- Brief: Exactly as it appears, restate the whole listing.

- Raw data:
***

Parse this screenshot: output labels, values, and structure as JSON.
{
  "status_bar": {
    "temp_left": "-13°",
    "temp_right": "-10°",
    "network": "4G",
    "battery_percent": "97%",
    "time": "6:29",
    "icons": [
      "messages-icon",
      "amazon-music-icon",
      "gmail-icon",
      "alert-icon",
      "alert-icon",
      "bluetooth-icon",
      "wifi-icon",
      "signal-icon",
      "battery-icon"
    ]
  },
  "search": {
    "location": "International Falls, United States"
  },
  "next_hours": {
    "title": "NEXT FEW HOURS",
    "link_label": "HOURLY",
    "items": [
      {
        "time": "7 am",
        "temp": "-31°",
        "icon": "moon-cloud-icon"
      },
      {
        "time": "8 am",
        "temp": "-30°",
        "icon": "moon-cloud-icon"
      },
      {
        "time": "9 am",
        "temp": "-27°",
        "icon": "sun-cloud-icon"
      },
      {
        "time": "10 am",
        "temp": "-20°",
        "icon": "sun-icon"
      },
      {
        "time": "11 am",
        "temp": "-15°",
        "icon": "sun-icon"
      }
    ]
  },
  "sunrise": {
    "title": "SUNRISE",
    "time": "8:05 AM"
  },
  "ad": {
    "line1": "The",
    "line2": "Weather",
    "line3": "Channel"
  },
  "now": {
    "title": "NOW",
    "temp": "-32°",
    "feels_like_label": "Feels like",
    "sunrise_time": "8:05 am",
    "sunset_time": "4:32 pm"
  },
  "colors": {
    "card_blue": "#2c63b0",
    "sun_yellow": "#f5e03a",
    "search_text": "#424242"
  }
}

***

- Solution to the exercise:
Parse this screenshot: output labels, values, and structure as JSON.
{
  "status_bar": {
    "temp_left": "-13°",
    "temp_right": "-10°",
    "network": "4G",
    "battery_percent": "97%",
    "time": "6:29",
    "icons": [
      "messages-icon",
      "amazon-music-icon",
      "gmail-icon",
      "alert-icon",
      "alert-icon",
      "bluetooth-icon",
      "wifi-icon",
      "signal-icon",
      "battery-icon"
    ]
  },
  "search": {
    "location": "International Falls, United States"
  },
  "next_hours": {
    "title": "NEXT FEW HOURS",
    "link_label": "HOURLY",
    "items": [
      {
        "time": "7 am",
        "temp": "-31°",
        "icon": "moon-cloud-icon"
      },
      {
        "time": "8 am",
        "temp": "-30°",
        "icon": "moon-cloud-icon"
      },
      {
        "time": "9 am",
        "temp": "-27°",
        "icon": "sun-cloud-icon"
      },
      {
        "time": "10 am",
        "temp": "-20°",
        "icon": "sun-icon"
      },
      {
        "time": "11 am",
        "temp": "-15°",
        "icon": "sun-icon"
      }
    ]
  },
  "sunrise": {
    "title": "SUNRISE",
    "time": "8:05 AM"
  },
  "ad": {
    "line1": "The",
    "line2": "Weather",
    "line3": "Channel"
  },
  "now": {
    "title": "NOW",
    "temp": "-32°",
    "feels_like_label": "Feels like",
    "sunrise_time": "8:05 am",
    "sunset_time": "4:32 pm"
  },
  "colors": {
    "card_blue": "#2c63b0",
    "sun_yellow": "#f5e03a",
    "search_text": "#424242"
  }
}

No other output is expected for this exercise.